He participates as a Visiting Professor for a yearly Urban Design studio at Cal Poly Pomona and has served as a part-time lecturer at the University of Southern California. A Full Member of ULI, he is part of the national Residential Neighborhood Development Council, Health Leaders Network and has served locally as both a co-chair for the OC/IE Pro-Bono Technical Assistance Panel (TAP) and a member of the Housing Council. Andrew holds a Bachelors of Architecture from Syracuse University and a Masters of Architecture in Urban Design from the Graduate School of Design at Harvard University.
Master’s of Infrastructure Planning
New Jersey Institute of Technology
Miluska is a recent Master’s of Infrastructure Planning recipient from the New Jersey Institute of Technology in Newark, New Jersey.
Immigrating here from Peru at a young age, Miluska believes her role in this field will always be to prioritize the improvement of housing and public spaces in service to the immigrant community. Throughout her undergraduate career, her work has been recognized for excellence in housing and community activism through scholarships and distinction upon graduation. She received her Bachelor of Architecture from the J. Robert and Barbara A. Hillier College of Architecture and Design, and during this time she spearheaded an afterschool architecture program in conjunction with KIPP middle schools to make architecture accessible to Newark students at a young age. During her graduate career, she’s been involved in international planning projects in Lima, Peru and now in Athens, Greece.
Professionally, this past year she’s been involved in the design of the Myrtle Beach Masterplan in South Carolina. Miluska is currently working as an urban and architectural designer at FXCollaborative and is interested in designing at both scales. Miluska aspires to create spaces that invite communities into the design process.
Mentor: Neal Payton, senior principal, Torti Gallas + Partners (Transit-Oriented Development Council)
Neal is a Senior Principal at Torti Gallas + Partners and the founder of the firm’s West Coast office in Downtown Los Angeles. Focused on the infill and refill of cities and towns, he leads the office’s efforts at designing residential and mixed-use buildings in urban and urbanizing locations and in the development and redevelopment of neighborhoods and downtowns. Working across scales, the common themes in all of his efforts are: connectivity to transit networks, a focus on walkable urbanism; infill; public participation in the design process, and the inextricability of urban design with economic development. His article entitled, “Transit Oriented Development” is included in the recently published, Architects of Community: The Work of Torti Gallas + Partners, (Vendome, 2017).
Neal’s efforts have been honored with multiple times with national awards for Urban Design from the American Institute of Architects, the Congress for the New Urbanism, and the Urban Land Institute, among other organizations.
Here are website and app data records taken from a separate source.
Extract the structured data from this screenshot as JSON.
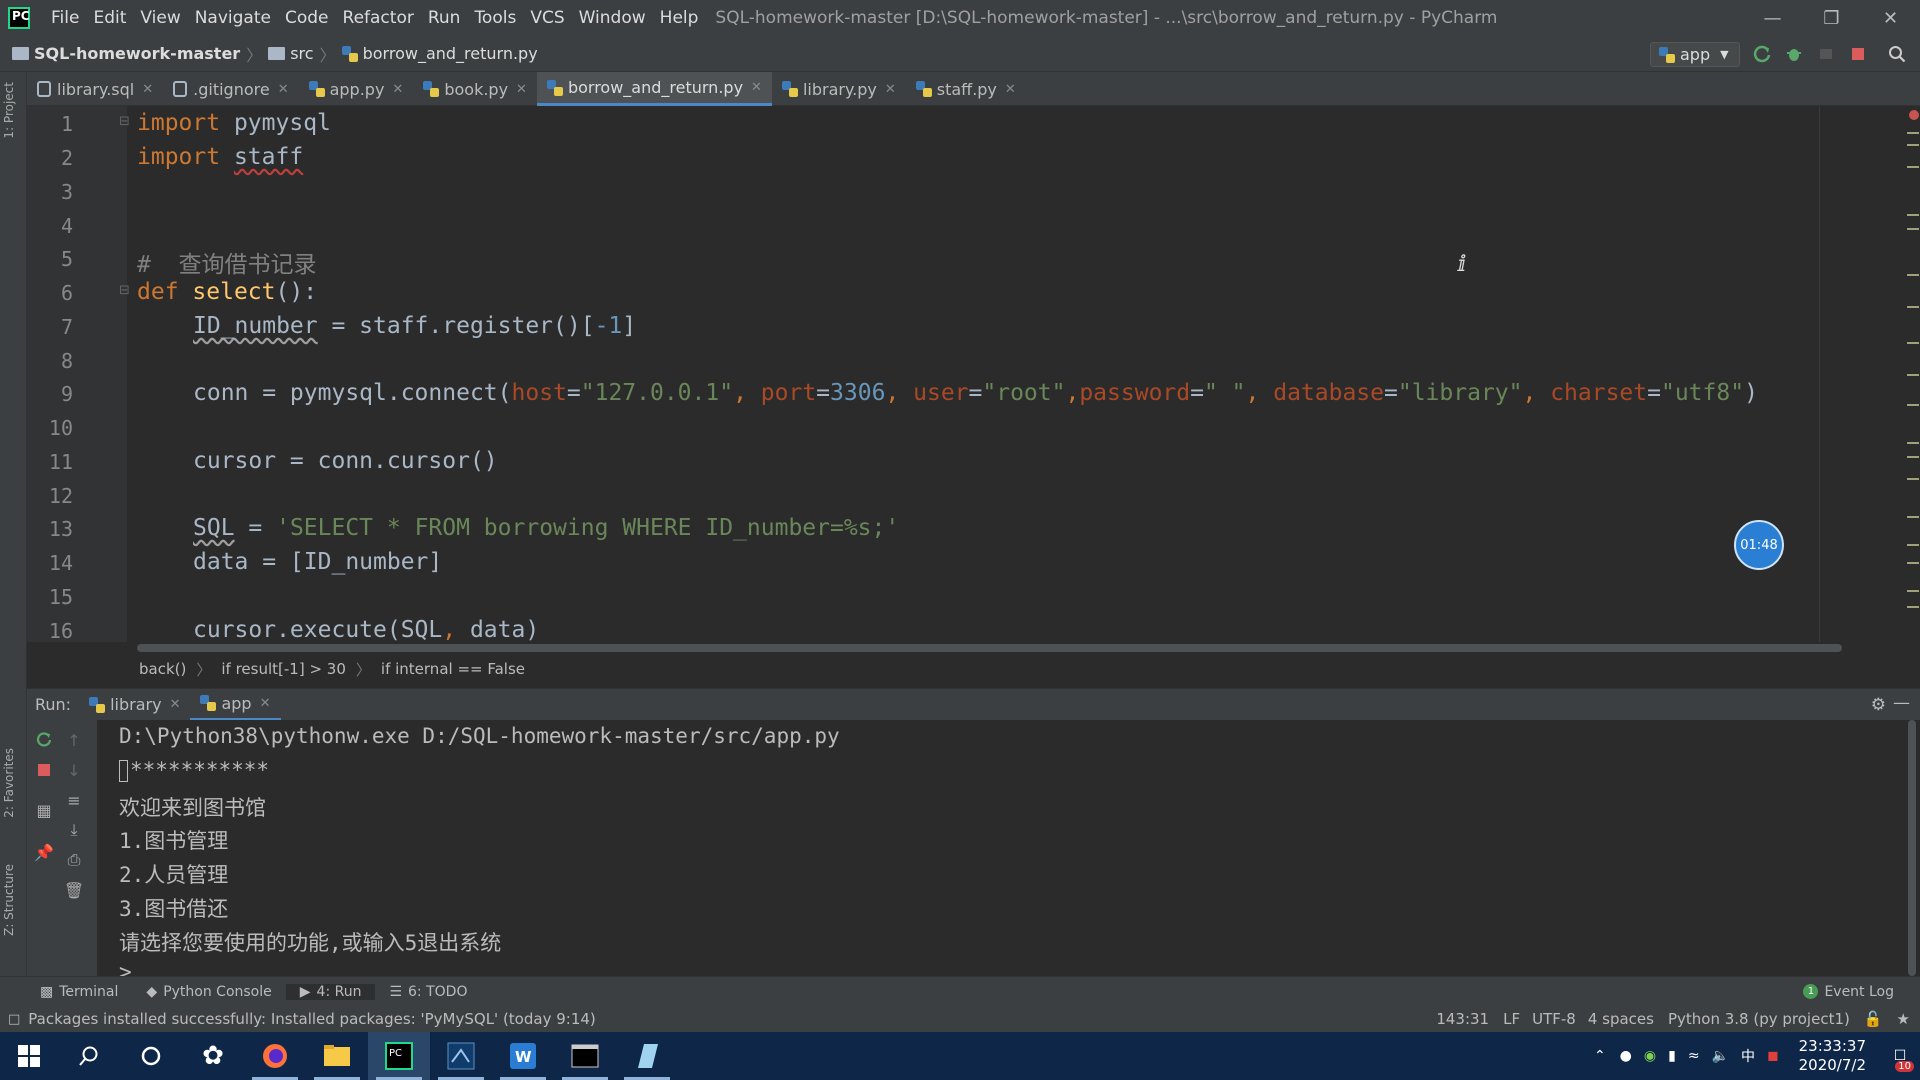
{
  "titlebar": {
    "menu": [
      "File",
      "Edit",
      "View",
      "Navigate",
      "Code",
      "Refactor",
      "Run",
      "Tools",
      "VCS",
      "Window",
      "Help"
    ],
    "title": "SQL-homework-master [D:\\SQL-homework-master] - ...\\src\\borrow_and_return.py - PyCharm"
  },
  "navbar": {
    "project": "SQL-homework-master",
    "folder": "src",
    "file": "borrow_and_return.py",
    "run_config": "app"
  },
  "left_strip": {
    "project": "1: Project",
    "favorites": "2: Favorites",
    "structure": "Z: Structure"
  },
  "tabs": [
    {
      "label": "library.sql"
    },
    {
      "label": ".gitignore"
    },
    {
      "label": "app.py"
    },
    {
      "label": "book.py"
    },
    {
      "label": "borrow_and_return.py",
      "active": true
    },
    {
      "label": "library.py"
    },
    {
      "label": "staff.py"
    }
  ],
  "editor": {
    "line_numbers": [
      "1",
      "2",
      "3",
      "4",
      "5",
      "6",
      "7",
      "8",
      "9",
      "10",
      "11",
      "12",
      "13",
      "14",
      "15",
      "16"
    ],
    "lines": {
      "l1_kw": "import",
      "l1_mod": "pymysql",
      "l2_kw": "import",
      "l2_mod": "staff",
      "l5_comment": "#  查询借书记录",
      "l6_kw": "def",
      "l6_fn": "select",
      "l6_rest": "():",
      "l7_var": "ID_number",
      "l7_mid": " = staff.register()[",
      "l7_num": "-1",
      "l7_end": "]",
      "l9_a": "conn = pymysql.connect(",
      "l9_host_k": "host",
      "l9_host_v": "\"127.0.0.1\"",
      "l9_port_k": "port",
      "l9_port_v": "3306",
      "l9_user_k": "user",
      "l9_user_v": "\"root\"",
      "l9_pw_k": "password",
      "l9_pw_v": "\" \"",
      "l9_db_k": "database",
      "l9_db_v": "\"library\"",
      "l9_cs_k": "charset",
      "l9_cs_v": "\"utf8\"",
      "l11": "cursor = conn.cursor()",
      "l13_var": "SQL",
      "l13_eq": " = ",
      "l13_str": "'SELECT * FROM borrowing WHERE ID_number=%s;'",
      "l14": "data = [ID_number]",
      "l16_a": "cursor.execute(SQL",
      "l16_b": ", ",
      "l16_c": "data)"
    }
  },
  "code_breadcrumb": [
    "back()",
    "if result[-1] > 30",
    "if internal == False"
  ],
  "timer": "01:48",
  "run": {
    "label": "Run:",
    "tabs": [
      {
        "label": "library"
      },
      {
        "label": "app",
        "active": true
      }
    ],
    "console": [
      "D:\\Python38\\pythonw.exe D:/SQL-homework-master/src/app.py",
      "***********",
      "欢迎来到图书馆",
      "1.图书管理",
      "2.人员管理",
      "3.图书借还",
      "请选择您要使用的功能,或输入5退出系统",
      ">"
    ]
  },
  "bottom_tools": {
    "terminal": "Terminal",
    "console": "Python Console",
    "run": "4: Run",
    "todo": "6: TODO",
    "event_log": "Event Log",
    "event_count": "1"
  },
  "status": {
    "message": "Packages installed successfully: Installed packages: 'PyMySQL' (today 9:14)",
    "position": "143:31",
    "line_sep": "LF",
    "encoding": "UTF-8",
    "indent": "4 spaces",
    "interpreter": "Python 3.8 (py project1)"
  },
  "taskbar": {
    "time": "23:33:37",
    "date": "2020/7/2",
    "ime": "中",
    "notifications": "10"
  }
}
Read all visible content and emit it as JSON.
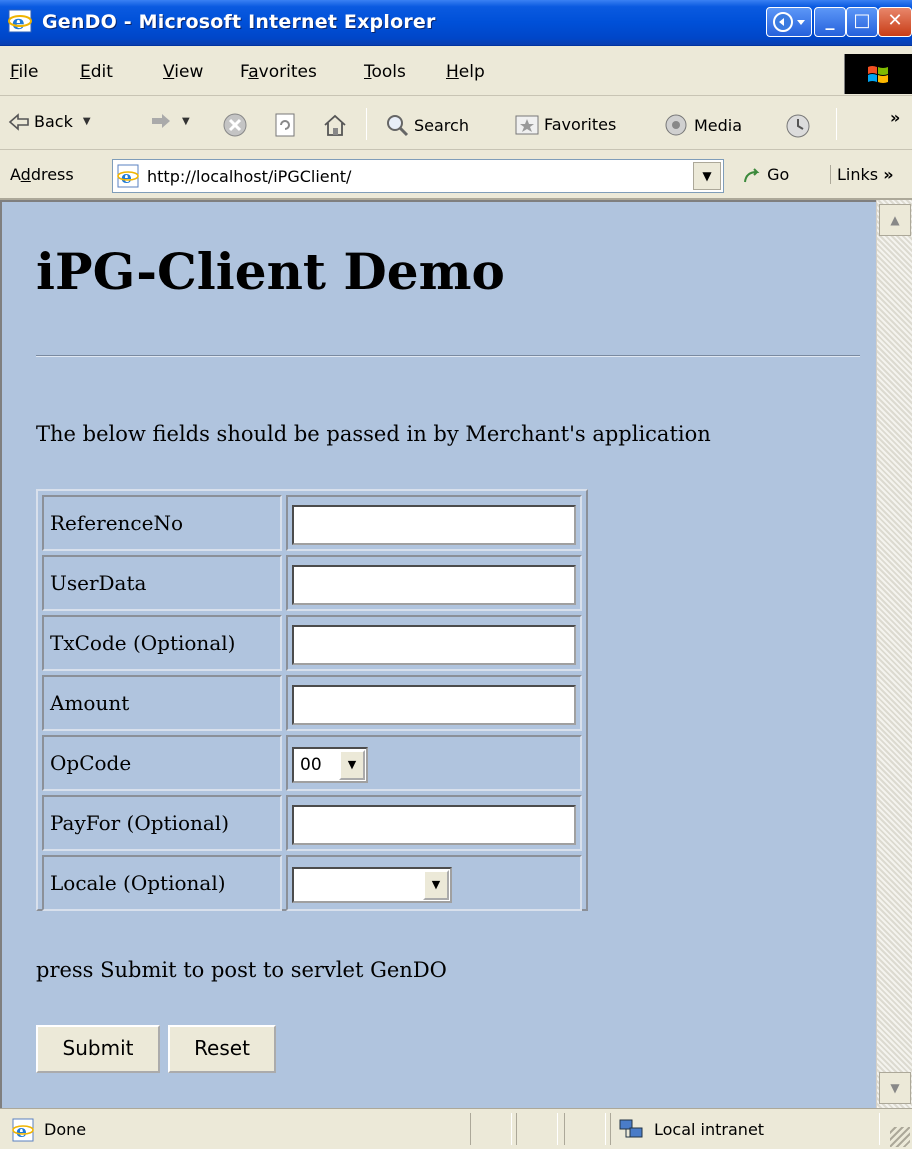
{
  "window": {
    "title": "GenDO - Microsoft Internet Explorer",
    "controls": {
      "help_icon": "help-globe-icon",
      "minimize": "_",
      "maximize": "□",
      "close": "✕"
    }
  },
  "menu": {
    "items": [
      {
        "label": "File",
        "accel": "F",
        "rest": "ile"
      },
      {
        "label": "Edit",
        "accel": "E",
        "rest": "dit"
      },
      {
        "label": "View",
        "accel": "V",
        "rest": "iew"
      },
      {
        "label": "Favorites",
        "pre": "F",
        "accel": "a",
        "rest": "vorites"
      },
      {
        "label": "Tools",
        "accel": "T",
        "rest": "ools"
      },
      {
        "label": "Help",
        "accel": "H",
        "rest": "elp"
      }
    ]
  },
  "toolbar": {
    "back": "Back",
    "search": "Search",
    "favorites": "Favorites",
    "media": "Media",
    "chevron": "»"
  },
  "address": {
    "label_pre": "A",
    "label_accel": "d",
    "label_rest": "dress",
    "url": "http://localhost/iPGClient/",
    "go": "Go",
    "links": "Links",
    "links_chevron": "»"
  },
  "page": {
    "heading": "iPG-Client Demo",
    "intro": "The below fields should be passed in by Merchant's application",
    "fields": [
      {
        "label": "ReferenceNo",
        "type": "text",
        "value": ""
      },
      {
        "label": "UserData",
        "type": "text",
        "value": ""
      },
      {
        "label": "TxCode (Optional)",
        "type": "text",
        "value": ""
      },
      {
        "label": "Amount",
        "type": "text",
        "value": ""
      },
      {
        "label": "OpCode",
        "type": "select",
        "value": "00"
      },
      {
        "label": "PayFor (Optional)",
        "type": "text",
        "value": ""
      },
      {
        "label": "Locale (Optional)",
        "type": "select",
        "value": ""
      }
    ],
    "note": "press Submit to post to servlet GenDO",
    "submit": "Submit",
    "reset": "Reset",
    "background": "#b0c4de"
  },
  "status": {
    "text": "Done",
    "zone": "Local intranet"
  }
}
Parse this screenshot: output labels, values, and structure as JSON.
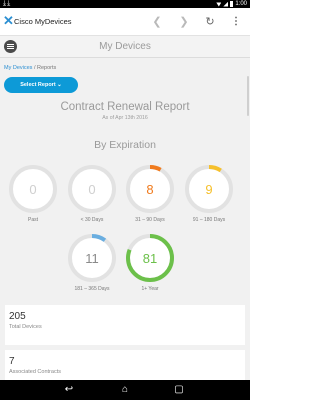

Neal has a Bachelor of Architecture from Carnegie Mellon University, Master of Architecture from Syracuse University and has served on the architecture faculties of the University of Virginia, Washington University in St. Louis, Rice University, and The Catholic University of America.